Authors in the Information Age
Understanding authorship is critical to understanding intellectual property laws. Without a clear owner, it is difficult to control the exchange of information. Copyright was originally designed so the English Crown could keep track of who was saying seditious things. Today, it plays the function of policing the proprietary boundaries of cultural production. We cannot talk about copyright law without also talking about authorship. However, authorship is not the stable unidimensional concept the law would have it be. Authorship is complex and fraught with tension. Many types of people can assume the identity of author. Authors can be writing the most profound literary novel of the century or they can be writing pulp fiction by recycling story lines in order to produce more books. Authors, in a modern sense, have been defined as those who make a living from their creative work. How authorship is intertwined with intellectual property is an important relationship to uncover.
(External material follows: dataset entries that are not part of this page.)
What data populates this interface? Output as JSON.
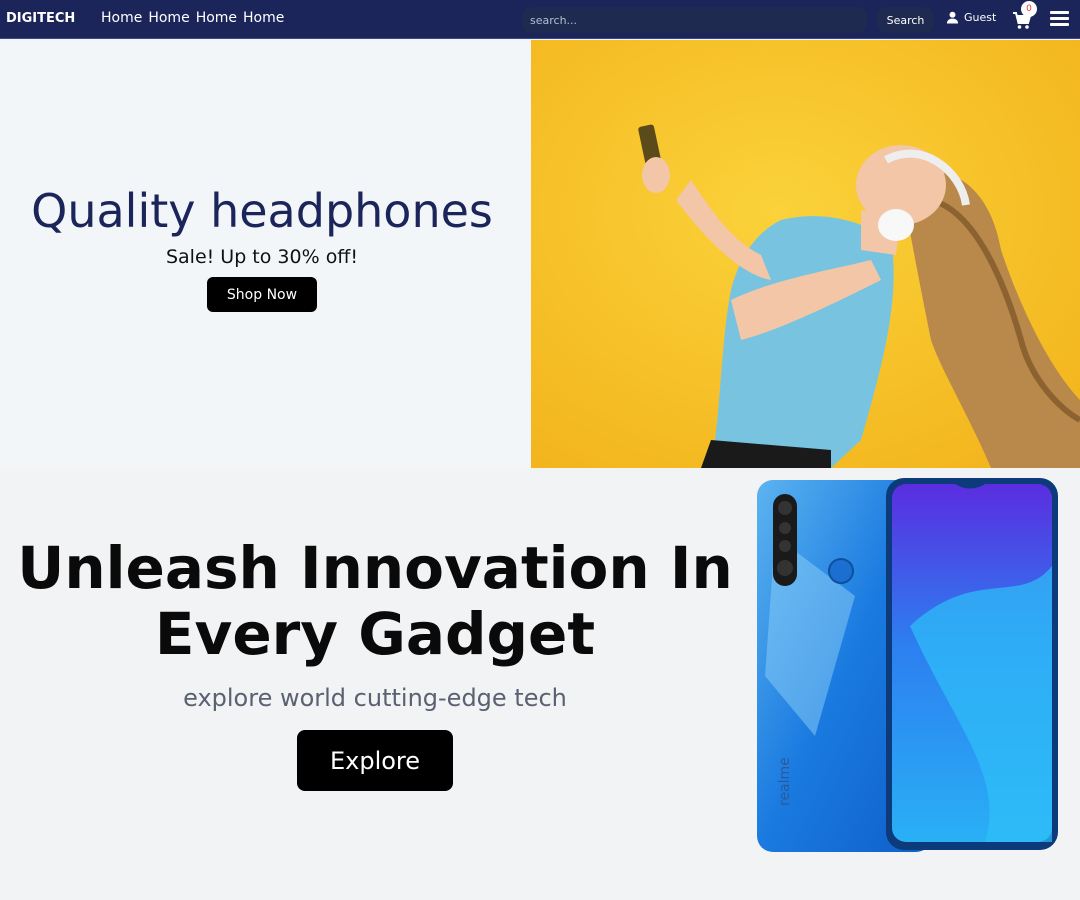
{
  "navbar": {
    "logo": "DIGITECH",
    "links": [
      "Home",
      "Home",
      "Home",
      "Home"
    ],
    "search_placeholder": "search...",
    "search_button": "Search",
    "user_label": "Guest",
    "cart_count": "0",
    "icons": {
      "user": "user-icon",
      "cart": "cart-icon",
      "menu": "hamburger-menu-icon"
    }
  },
  "hero1": {
    "title": "Quality headphones",
    "subtitle": "Sale! Up to 30% off!",
    "button": "Shop Now",
    "image": "woman-with-headphones-photo",
    "image_bg": "#f6bb22"
  },
  "hero2": {
    "title_line1": "Unleash Innovation In",
    "title_line2": "Every Gadget",
    "subtitle": "explore world cutting-edge tech",
    "button": "Explore",
    "image": "realme-smartphone-photo",
    "phone_brand": "realme"
  },
  "colors": {
    "nav_bg": "#1b2559",
    "accent_text": "#1b2559",
    "button_bg": "#000000"
  }
}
As the print-dominated age wanes, digitized information requires new perspectives and new rules. The proprietary framework that has dominated intellectual property law has not been capable of dealing with the new relationships between the author, the reader, and the text that emerge with the introduction of computer technology. More importantly, there is a fundamental clash between the legal discourse of copyright, which is interested in preserving the economic aspects of intellectual products, and the theoretical discourse of authorship with its emphasis on exchange and creativity. Exciting work is being done in literary and cultural theory on the function of authorship, yet copyright law, which governs the use and exchange of intellectual property, is failing to address these possibilities. Instead, copyright law has served to preserve